▼

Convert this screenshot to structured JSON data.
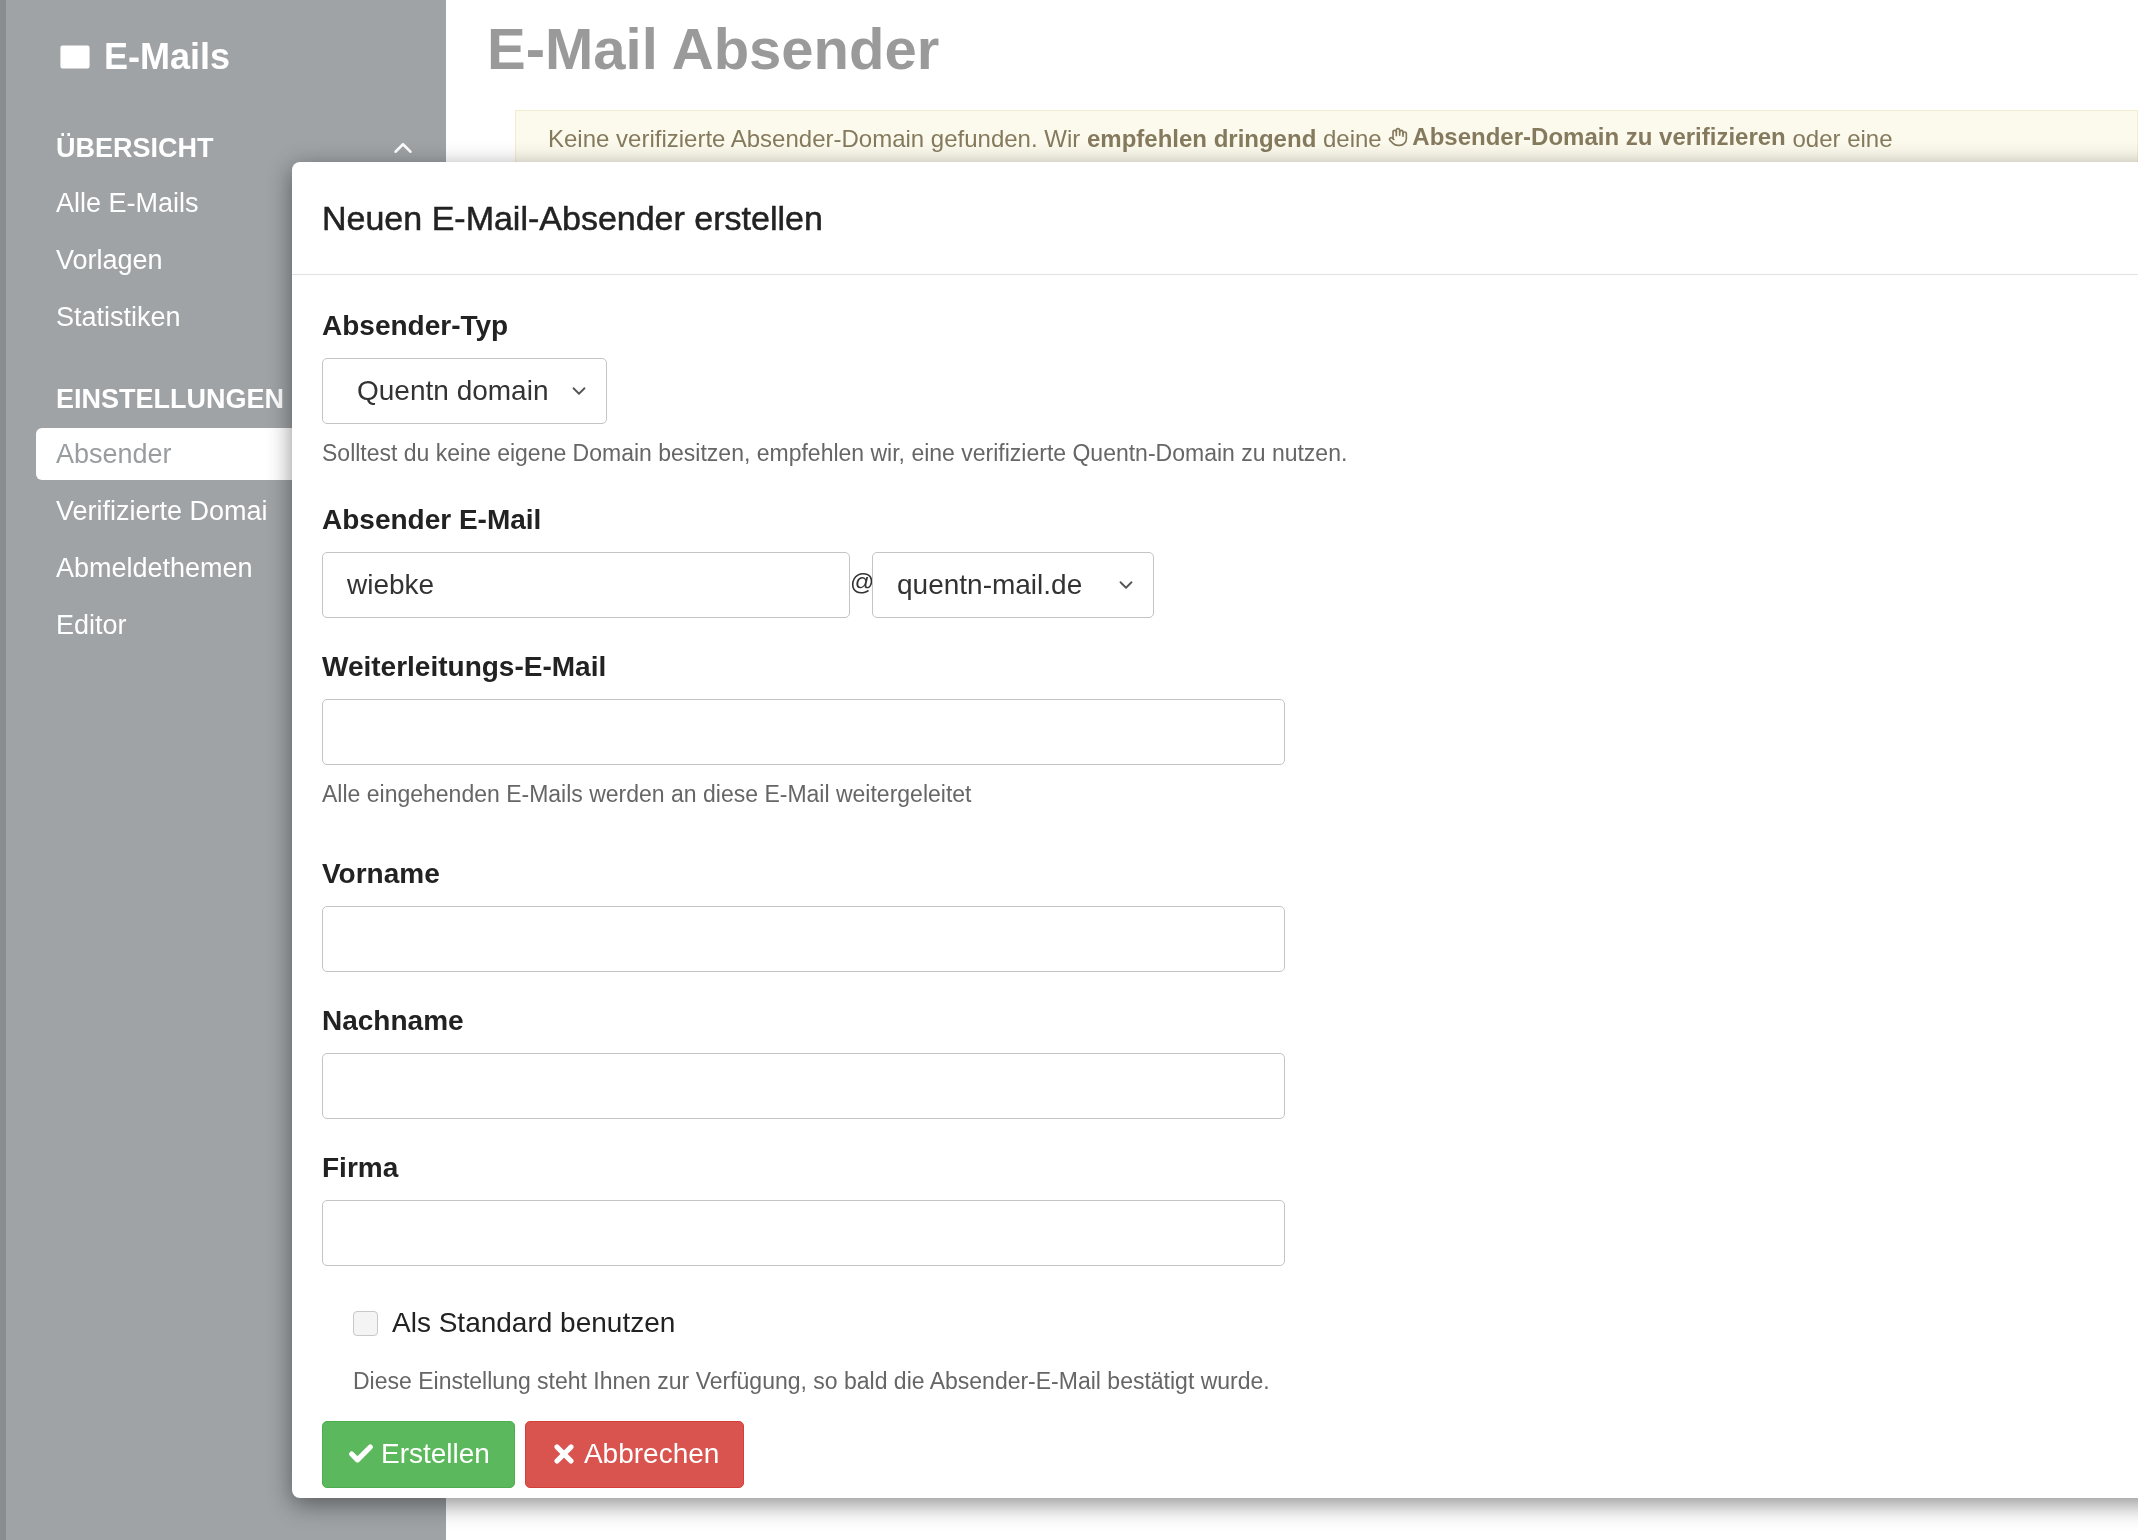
{
  "sidebar": {
    "title": "E-Mails",
    "sections": [
      {
        "heading": "ÜBERSICHT",
        "expanded": true,
        "items": [
          {
            "label": "Alle E-Mails",
            "selected": false
          },
          {
            "label": "Vorlagen",
            "selected": false
          },
          {
            "label": "Statistiken",
            "selected": false
          }
        ]
      },
      {
        "heading": "EINSTELLUNGEN",
        "items": [
          {
            "label": "Absender",
            "selected": true
          },
          {
            "label": "Verifizierte Domai",
            "selected": false
          },
          {
            "label": "Abmeldethemen",
            "selected": false
          },
          {
            "label": "Editor",
            "selected": false
          }
        ]
      }
    ]
  },
  "page": {
    "title": "E-Mail Absender",
    "alert": {
      "text": "Keine verifizierte Absender-Domain gefunden. Wir **empfehlen dringend** deine",
      "link": "Absender-Domain zu verifizieren",
      "rest": "oder eine"
    }
  },
  "dialog": {
    "title": "Neuen E-Mail-Absender erstellen",
    "fields": [
      {
        "kind": "select",
        "label": "Absender-Typ",
        "value": "Quentn domain",
        "help": "Solltest du keine eigene Domain besitzen, empfehlen wir, eine verifizierte Quentn-Domain zu nutzen."
      },
      {
        "kind": "email",
        "label": "Absender E-Mail",
        "value": "wiebke",
        "separator": "@",
        "domain": "quentn-mail.de"
      },
      {
        "kind": "text",
        "label": "Weiterleitungs-E-Mail",
        "help": "Alle eingehenden E-Mails werden an diese E-Mail weitergeleitet"
      },
      {
        "kind": "text",
        "label": "Vorname"
      },
      {
        "kind": "text",
        "label": "Nachname"
      },
      {
        "kind": "text",
        "label": "Firma"
      }
    ],
    "checkbox": {
      "label": "Als Standard benutzen",
      "checked": false,
      "help": "Diese Einstellung steht Ihnen zur Verfügung, so bald die Absender-E-Mail bestätigt wurde."
    },
    "buttons": [
      {
        "kind": "confirm",
        "label": "Erstellen"
      },
      {
        "kind": "cancel",
        "label": "Abbrechen"
      }
    ]
  }
}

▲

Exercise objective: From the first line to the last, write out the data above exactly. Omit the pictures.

Answer to this exercise:
Convert this screenshot to structured JSON data.
{
  "sidebar": {
    "title": "E-Mails",
    "sections": [
      {
        "heading": "ÜBERSICHT",
        "expanded": true,
        "items": [
          {
            "label": "Alle E-Mails",
            "selected": false
          },
          {
            "label": "Vorlagen",
            "selected": false
          },
          {
            "label": "Statistiken",
            "selected": false
          }
        ]
      },
      {
        "heading": "EINSTELLUNGEN",
        "items": [
          {
            "label": "Absender",
            "selected": true
          },
          {
            "label": "Verifizierte Domai",
            "selected": false
          },
          {
            "label": "Abmeldethemen",
            "selected": false
          },
          {
            "label": "Editor",
            "selected": false
          }
        ]
      }
    ]
  },
  "page": {
    "title": "E-Mail Absender",
    "alert": {
      "text": "Keine verifizierte Absender-Domain gefunden. Wir **empfehlen dringend** deine",
      "link": "Absender-Domain zu verifizieren",
      "rest": "oder eine"
    }
  },
  "dialog": {
    "title": "Neuen E-Mail-Absender erstellen",
    "fields": [
      {
        "kind": "select",
        "label": "Absender-Typ",
        "value": "Quentn domain",
        "help": "Solltest du keine eigene Domain besitzen, empfehlen wir, eine verifizierte Quentn-Domain zu nutzen."
      },
      {
        "kind": "email",
        "label": "Absender E-Mail",
        "value": "wiebke",
        "separator": "@",
        "domain": "quentn-mail.de"
      },
      {
        "kind": "text",
        "label": "Weiterleitungs-E-Mail",
        "help": "Alle eingehenden E-Mails werden an diese E-Mail weitergeleitet"
      },
      {
        "kind": "text",
        "label": "Vorname"
      },
      {
        "kind": "text",
        "label": "Nachname"
      },
      {
        "kind": "text",
        "label": "Firma"
      }
    ],
    "checkbox": {
      "label": "Als Standard benutzen",
      "checked": false,
      "help": "Diese Einstellung steht Ihnen zur Verfügung, so bald die Absender-E-Mail bestätigt wurde."
    },
    "buttons": [
      {
        "kind": "confirm",
        "label": "Erstellen"
      },
      {
        "kind": "cancel",
        "label": "Abbrechen"
      }
    ]
  }
}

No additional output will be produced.